• _Exercise requirements_: A single number is required: how many lines in the records below contain "enabled".

Records for processing Start Marker

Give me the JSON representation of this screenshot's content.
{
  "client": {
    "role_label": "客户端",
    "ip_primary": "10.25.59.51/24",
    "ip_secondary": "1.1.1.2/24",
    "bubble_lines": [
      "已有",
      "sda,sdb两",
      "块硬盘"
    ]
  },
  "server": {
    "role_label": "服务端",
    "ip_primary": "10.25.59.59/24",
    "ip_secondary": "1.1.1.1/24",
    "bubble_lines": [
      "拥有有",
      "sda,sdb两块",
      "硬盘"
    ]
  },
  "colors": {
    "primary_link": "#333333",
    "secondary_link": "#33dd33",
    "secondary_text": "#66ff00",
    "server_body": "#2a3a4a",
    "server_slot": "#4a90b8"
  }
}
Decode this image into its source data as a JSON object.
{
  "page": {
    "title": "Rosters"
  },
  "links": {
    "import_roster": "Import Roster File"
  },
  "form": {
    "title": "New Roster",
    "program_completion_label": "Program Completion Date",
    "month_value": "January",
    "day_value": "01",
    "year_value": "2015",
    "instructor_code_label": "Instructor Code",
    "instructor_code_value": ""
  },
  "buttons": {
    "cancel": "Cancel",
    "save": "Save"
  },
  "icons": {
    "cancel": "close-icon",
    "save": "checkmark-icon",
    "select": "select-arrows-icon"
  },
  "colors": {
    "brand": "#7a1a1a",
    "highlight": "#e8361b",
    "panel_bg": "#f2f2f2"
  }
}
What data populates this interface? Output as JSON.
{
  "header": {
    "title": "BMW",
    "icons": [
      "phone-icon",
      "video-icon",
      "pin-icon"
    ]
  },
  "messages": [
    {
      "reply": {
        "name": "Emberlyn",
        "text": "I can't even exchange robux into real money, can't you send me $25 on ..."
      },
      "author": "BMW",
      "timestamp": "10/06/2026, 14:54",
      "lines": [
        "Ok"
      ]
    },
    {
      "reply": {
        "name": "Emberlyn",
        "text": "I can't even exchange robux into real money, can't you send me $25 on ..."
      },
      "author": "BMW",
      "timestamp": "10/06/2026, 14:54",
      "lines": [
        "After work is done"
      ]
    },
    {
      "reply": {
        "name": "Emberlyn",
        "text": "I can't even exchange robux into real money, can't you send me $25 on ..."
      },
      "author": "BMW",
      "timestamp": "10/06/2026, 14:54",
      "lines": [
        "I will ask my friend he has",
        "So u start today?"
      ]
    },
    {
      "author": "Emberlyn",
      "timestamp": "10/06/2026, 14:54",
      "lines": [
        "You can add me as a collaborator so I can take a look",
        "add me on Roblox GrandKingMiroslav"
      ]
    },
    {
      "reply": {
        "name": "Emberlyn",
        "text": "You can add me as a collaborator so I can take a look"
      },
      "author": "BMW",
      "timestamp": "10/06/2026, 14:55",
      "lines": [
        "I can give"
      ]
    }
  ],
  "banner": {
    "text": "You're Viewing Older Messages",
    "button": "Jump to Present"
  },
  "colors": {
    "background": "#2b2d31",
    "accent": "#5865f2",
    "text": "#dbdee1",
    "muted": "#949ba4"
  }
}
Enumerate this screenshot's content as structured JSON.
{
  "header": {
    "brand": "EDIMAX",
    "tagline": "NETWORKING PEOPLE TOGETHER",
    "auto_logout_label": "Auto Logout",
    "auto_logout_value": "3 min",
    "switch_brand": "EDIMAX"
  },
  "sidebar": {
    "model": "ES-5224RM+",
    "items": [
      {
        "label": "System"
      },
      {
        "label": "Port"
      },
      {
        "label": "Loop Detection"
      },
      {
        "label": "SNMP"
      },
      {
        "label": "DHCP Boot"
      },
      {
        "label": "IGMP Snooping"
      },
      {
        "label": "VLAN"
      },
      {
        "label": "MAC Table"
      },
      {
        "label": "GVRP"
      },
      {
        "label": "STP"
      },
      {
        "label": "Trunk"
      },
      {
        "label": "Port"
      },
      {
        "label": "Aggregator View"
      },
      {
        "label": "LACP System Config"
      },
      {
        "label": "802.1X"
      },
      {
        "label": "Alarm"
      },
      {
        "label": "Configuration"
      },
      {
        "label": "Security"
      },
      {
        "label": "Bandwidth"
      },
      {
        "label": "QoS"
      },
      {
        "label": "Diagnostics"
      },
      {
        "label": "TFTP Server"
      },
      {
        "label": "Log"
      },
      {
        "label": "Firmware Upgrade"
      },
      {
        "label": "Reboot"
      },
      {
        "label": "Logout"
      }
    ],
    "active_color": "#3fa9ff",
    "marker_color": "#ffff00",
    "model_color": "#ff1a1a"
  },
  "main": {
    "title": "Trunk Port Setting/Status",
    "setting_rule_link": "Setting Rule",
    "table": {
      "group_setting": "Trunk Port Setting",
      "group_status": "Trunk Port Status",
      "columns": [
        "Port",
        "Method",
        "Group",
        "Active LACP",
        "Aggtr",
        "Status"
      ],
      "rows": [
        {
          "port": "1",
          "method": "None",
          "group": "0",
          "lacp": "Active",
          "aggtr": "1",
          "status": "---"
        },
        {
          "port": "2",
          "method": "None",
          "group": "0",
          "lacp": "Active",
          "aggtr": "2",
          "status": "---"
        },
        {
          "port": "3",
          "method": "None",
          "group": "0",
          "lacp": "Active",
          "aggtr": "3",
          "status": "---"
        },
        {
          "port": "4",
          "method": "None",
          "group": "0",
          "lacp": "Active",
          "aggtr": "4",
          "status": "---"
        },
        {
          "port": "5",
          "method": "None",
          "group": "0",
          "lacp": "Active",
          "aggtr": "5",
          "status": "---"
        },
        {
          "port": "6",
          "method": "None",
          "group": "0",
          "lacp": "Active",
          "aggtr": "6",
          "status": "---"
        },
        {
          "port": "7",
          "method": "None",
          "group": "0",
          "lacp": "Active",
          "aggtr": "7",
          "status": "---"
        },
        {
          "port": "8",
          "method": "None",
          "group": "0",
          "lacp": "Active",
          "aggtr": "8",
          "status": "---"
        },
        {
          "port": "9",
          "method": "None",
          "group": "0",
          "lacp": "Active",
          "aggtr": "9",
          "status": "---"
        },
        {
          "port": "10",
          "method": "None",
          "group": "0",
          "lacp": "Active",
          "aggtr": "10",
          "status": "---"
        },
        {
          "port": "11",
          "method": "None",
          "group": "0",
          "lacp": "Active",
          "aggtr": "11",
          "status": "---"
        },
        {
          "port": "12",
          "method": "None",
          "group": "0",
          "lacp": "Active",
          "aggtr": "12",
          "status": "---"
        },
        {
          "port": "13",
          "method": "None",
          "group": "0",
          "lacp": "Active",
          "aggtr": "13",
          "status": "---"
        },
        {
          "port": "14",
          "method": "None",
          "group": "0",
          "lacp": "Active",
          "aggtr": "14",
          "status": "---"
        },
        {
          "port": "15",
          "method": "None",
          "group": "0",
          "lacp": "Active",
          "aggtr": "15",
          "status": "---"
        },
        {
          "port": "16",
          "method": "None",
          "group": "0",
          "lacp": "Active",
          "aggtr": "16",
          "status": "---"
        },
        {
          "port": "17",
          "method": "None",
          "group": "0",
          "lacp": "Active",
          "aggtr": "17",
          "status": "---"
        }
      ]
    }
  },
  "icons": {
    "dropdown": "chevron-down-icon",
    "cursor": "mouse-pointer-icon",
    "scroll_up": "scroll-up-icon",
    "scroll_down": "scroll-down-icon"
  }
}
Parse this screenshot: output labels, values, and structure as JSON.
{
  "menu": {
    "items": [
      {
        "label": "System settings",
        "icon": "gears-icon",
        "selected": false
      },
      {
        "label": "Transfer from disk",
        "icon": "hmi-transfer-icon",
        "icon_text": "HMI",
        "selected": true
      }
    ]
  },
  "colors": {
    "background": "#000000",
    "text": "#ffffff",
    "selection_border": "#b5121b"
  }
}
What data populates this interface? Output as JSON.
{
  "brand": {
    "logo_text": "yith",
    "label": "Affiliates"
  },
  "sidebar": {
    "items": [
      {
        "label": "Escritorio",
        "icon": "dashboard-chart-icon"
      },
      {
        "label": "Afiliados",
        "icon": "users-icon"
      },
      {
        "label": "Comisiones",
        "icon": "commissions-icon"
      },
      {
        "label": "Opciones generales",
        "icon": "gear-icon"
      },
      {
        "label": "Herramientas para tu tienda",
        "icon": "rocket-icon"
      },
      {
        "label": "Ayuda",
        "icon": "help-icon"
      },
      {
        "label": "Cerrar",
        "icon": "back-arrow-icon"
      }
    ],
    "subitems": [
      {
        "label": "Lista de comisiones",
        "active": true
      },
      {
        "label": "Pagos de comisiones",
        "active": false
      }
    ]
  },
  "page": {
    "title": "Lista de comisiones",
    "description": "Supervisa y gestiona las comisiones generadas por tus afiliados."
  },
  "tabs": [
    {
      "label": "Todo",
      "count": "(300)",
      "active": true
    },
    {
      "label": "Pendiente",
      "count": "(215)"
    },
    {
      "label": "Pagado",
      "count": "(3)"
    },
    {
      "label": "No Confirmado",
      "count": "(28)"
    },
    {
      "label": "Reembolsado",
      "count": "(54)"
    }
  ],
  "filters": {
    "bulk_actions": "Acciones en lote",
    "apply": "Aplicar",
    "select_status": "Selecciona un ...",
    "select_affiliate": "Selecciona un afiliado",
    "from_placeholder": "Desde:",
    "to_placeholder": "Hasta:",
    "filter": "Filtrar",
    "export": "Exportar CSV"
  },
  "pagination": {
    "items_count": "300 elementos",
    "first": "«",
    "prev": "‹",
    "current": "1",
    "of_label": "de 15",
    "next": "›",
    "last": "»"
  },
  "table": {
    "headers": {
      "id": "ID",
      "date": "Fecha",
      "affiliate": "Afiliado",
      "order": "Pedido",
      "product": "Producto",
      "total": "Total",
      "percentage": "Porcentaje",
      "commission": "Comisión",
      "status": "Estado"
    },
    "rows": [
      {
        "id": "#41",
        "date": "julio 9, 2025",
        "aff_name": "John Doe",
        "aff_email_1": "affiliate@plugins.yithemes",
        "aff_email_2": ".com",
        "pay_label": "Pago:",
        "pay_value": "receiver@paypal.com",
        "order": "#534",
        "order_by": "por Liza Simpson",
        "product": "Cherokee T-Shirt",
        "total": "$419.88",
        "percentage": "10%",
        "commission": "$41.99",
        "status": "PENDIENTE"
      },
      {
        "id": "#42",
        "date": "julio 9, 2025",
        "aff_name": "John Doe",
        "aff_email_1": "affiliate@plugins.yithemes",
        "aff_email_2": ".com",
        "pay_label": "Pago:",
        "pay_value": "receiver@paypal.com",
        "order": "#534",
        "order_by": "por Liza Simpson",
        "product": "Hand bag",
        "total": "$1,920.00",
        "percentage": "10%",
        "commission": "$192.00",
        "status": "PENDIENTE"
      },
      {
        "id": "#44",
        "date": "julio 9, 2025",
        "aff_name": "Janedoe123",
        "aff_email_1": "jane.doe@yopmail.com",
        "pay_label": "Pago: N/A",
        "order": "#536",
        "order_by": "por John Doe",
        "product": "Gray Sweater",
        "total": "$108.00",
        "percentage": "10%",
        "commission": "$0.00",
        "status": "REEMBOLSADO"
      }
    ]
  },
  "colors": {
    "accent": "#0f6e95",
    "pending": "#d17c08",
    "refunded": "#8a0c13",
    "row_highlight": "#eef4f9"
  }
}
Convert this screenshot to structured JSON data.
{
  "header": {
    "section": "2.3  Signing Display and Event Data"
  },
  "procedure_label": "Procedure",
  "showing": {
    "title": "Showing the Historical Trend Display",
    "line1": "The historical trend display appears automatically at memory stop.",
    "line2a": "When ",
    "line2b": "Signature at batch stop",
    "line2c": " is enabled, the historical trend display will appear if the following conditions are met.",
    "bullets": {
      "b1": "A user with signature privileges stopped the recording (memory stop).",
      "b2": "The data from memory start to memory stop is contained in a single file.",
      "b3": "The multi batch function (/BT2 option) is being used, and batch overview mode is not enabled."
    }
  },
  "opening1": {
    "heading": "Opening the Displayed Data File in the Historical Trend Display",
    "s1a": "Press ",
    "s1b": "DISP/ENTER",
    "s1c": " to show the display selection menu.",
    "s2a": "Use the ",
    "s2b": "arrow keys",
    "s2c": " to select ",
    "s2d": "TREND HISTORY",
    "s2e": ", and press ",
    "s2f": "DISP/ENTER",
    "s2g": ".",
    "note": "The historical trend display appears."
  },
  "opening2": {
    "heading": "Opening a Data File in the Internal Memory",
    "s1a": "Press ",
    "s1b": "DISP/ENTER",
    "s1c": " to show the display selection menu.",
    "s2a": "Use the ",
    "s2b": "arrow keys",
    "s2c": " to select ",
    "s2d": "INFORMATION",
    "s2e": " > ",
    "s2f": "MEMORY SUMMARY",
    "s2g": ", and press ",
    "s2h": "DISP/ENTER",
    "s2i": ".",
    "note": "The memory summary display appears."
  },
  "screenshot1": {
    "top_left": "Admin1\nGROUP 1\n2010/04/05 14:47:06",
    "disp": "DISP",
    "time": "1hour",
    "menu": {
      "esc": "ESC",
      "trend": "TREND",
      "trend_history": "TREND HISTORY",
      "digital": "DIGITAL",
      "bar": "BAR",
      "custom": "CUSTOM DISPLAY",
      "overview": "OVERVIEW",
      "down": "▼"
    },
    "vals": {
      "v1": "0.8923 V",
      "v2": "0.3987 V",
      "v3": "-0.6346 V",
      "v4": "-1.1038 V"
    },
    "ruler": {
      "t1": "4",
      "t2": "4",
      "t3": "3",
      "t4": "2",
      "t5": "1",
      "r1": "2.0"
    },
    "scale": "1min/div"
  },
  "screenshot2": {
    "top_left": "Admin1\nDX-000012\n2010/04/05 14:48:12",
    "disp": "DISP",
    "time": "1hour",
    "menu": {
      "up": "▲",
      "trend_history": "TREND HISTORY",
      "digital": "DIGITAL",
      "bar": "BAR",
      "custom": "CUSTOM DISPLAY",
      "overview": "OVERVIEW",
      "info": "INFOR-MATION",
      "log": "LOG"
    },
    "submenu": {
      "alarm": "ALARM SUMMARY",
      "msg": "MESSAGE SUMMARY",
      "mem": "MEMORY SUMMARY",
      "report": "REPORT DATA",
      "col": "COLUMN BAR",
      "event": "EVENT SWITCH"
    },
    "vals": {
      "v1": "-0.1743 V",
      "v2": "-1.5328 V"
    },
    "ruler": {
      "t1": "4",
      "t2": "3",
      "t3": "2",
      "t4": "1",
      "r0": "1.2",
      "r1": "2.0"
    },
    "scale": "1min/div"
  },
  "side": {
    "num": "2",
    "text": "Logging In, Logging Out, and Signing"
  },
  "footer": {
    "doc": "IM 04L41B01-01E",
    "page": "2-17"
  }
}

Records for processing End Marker

• _Task response_: 2